• _Exercise_: Reproduce every record verbatim but drop the pictures.

*** Records shown ***

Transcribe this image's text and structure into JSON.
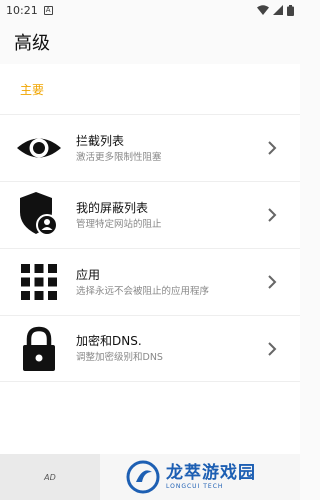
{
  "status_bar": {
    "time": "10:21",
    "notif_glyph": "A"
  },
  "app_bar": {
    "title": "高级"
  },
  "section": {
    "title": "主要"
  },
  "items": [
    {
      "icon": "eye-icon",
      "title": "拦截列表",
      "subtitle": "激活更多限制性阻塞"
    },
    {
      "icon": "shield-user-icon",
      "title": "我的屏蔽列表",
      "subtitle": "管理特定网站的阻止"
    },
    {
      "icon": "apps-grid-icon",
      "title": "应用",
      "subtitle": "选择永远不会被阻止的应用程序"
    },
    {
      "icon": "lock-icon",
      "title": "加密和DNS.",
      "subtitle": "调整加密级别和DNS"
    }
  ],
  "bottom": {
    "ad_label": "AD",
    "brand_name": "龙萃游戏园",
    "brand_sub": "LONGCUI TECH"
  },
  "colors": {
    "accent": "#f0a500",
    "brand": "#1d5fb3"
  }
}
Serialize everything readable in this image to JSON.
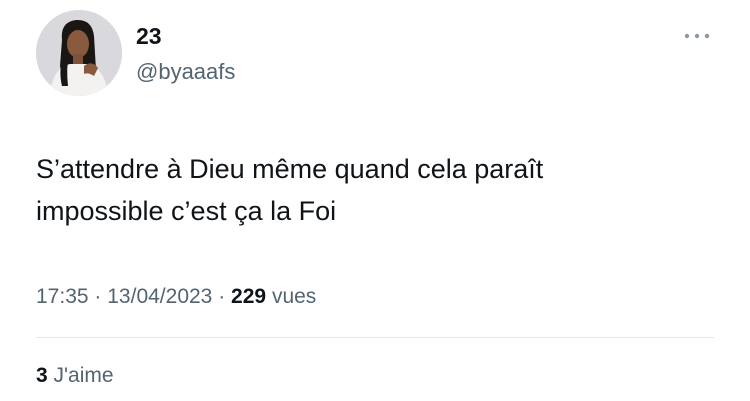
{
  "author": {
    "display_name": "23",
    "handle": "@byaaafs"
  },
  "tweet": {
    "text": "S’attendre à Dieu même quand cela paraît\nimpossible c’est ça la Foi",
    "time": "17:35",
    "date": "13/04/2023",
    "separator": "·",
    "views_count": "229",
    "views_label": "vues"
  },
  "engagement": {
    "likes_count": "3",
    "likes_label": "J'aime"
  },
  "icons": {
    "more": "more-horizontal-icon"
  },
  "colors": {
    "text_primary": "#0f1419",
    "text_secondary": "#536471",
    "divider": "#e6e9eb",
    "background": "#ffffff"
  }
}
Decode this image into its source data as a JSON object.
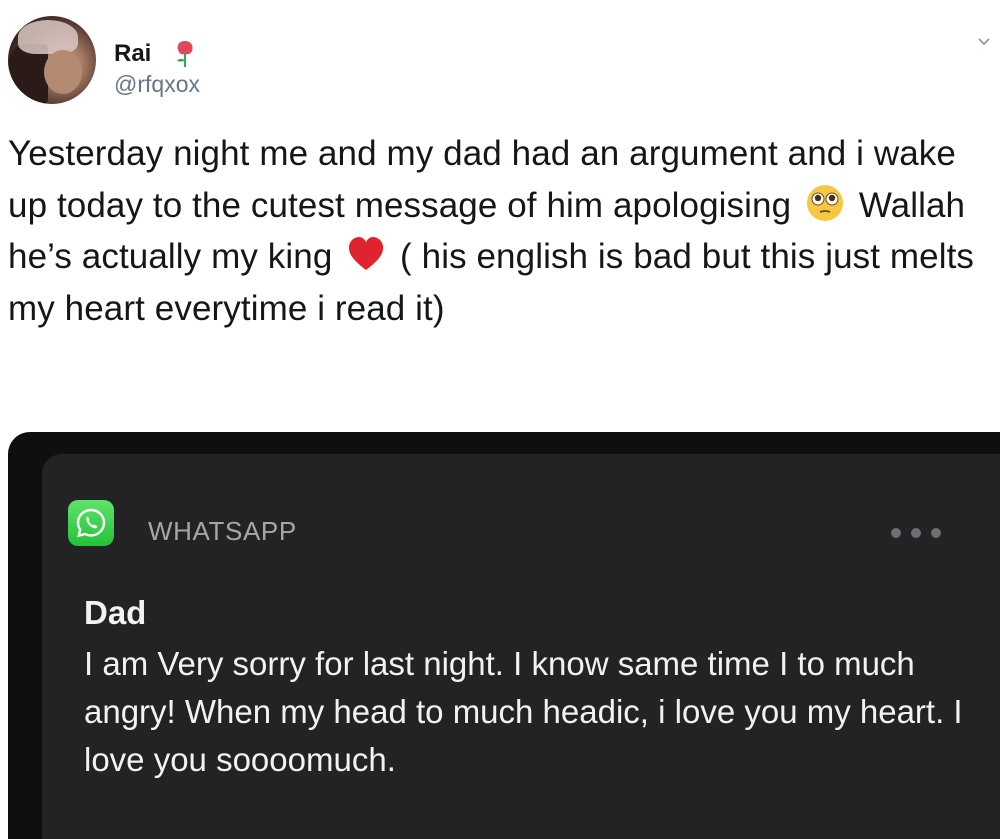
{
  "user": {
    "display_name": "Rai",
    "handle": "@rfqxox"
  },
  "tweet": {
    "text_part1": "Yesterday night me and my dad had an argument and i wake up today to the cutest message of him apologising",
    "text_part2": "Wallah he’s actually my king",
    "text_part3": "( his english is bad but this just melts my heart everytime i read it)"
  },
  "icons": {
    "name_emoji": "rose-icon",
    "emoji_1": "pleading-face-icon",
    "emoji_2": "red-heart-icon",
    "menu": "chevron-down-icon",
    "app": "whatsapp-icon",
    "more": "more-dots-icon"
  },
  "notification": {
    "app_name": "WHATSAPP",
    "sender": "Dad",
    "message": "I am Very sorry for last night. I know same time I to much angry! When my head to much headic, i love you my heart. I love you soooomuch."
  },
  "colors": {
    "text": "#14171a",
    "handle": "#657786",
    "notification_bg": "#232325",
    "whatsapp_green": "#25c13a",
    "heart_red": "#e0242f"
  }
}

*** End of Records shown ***

• _Reply_:
Transcribe this image's text and structure into JSON.
{
  "status_bar": {
    "time": "10:21",
    "notif_glyph": "A"
  },
  "app_bar": {
    "title": "高级"
  },
  "section": {
    "title": "主要"
  },
  "items": [
    {
      "icon": "eye-icon",
      "title": "拦截列表",
      "subtitle": "激活更多限制性阻塞"
    },
    {
      "icon": "shield-user-icon",
      "title": "我的屏蔽列表",
      "subtitle": "管理特定网站的阻止"
    },
    {
      "icon": "apps-grid-icon",
      "title": "应用",
      "subtitle": "选择永远不会被阻止的应用程序"
    },
    {
      "icon": "lock-icon",
      "title": "加密和DNS.",
      "subtitle": "调整加密级别和DNS"
    }
  ],
  "bottom": {
    "ad_label": "AD",
    "brand_name": "龙萃游戏园",
    "brand_sub": "LONGCUI TECH"
  },
  "colors": {
    "accent": "#f0a500",
    "brand": "#1d5fb3"
  }
}
Serialize everything readable in this image to JSON.
{
  "author": {
    "display_name": "23",
    "handle": "@byaaafs"
  },
  "tweet": {
    "text": "S’attendre à Dieu même quand cela paraît\nimpossible c’est ça la Foi",
    "time": "17:35",
    "date": "13/04/2023",
    "separator": "·",
    "views_count": "229",
    "views_label": "vues"
  },
  "engagement": {
    "likes_count": "3",
    "likes_label": "J'aime"
  },
  "icons": {
    "more": "more-horizontal-icon"
  },
  "colors": {
    "text_primary": "#0f1419",
    "text_secondary": "#536471",
    "divider": "#e6e9eb",
    "background": "#ffffff"
  }
}
Decode this image into its source data as a JSON object.
{
  "user": {
    "display_name": "Rai",
    "handle": "@rfqxox"
  },
  "tweet": {
    "text_part1": "Yesterday night me and my dad had an argument and i wake up today to the cutest message of him apologising",
    "text_part2": "Wallah he’s actually my king",
    "text_part3": "( his english is bad but this just melts my heart everytime i read it)"
  },
  "icons": {
    "name_emoji": "rose-icon",
    "emoji_1": "pleading-face-icon",
    "emoji_2": "red-heart-icon",
    "menu": "chevron-down-icon",
    "app": "whatsapp-icon",
    "more": "more-dots-icon"
  },
  "notification": {
    "app_name": "WHATSAPP",
    "sender": "Dad",
    "message": "I am Very sorry for last night. I know same time I to much angry! When my head to much headic, i love you my heart. I love you soooomuch."
  },
  "colors": {
    "text": "#14171a",
    "handle": "#657786",
    "notification_bg": "#232325",
    "whatsapp_green": "#25c13a",
    "heart_red": "#e0242f"
  }
}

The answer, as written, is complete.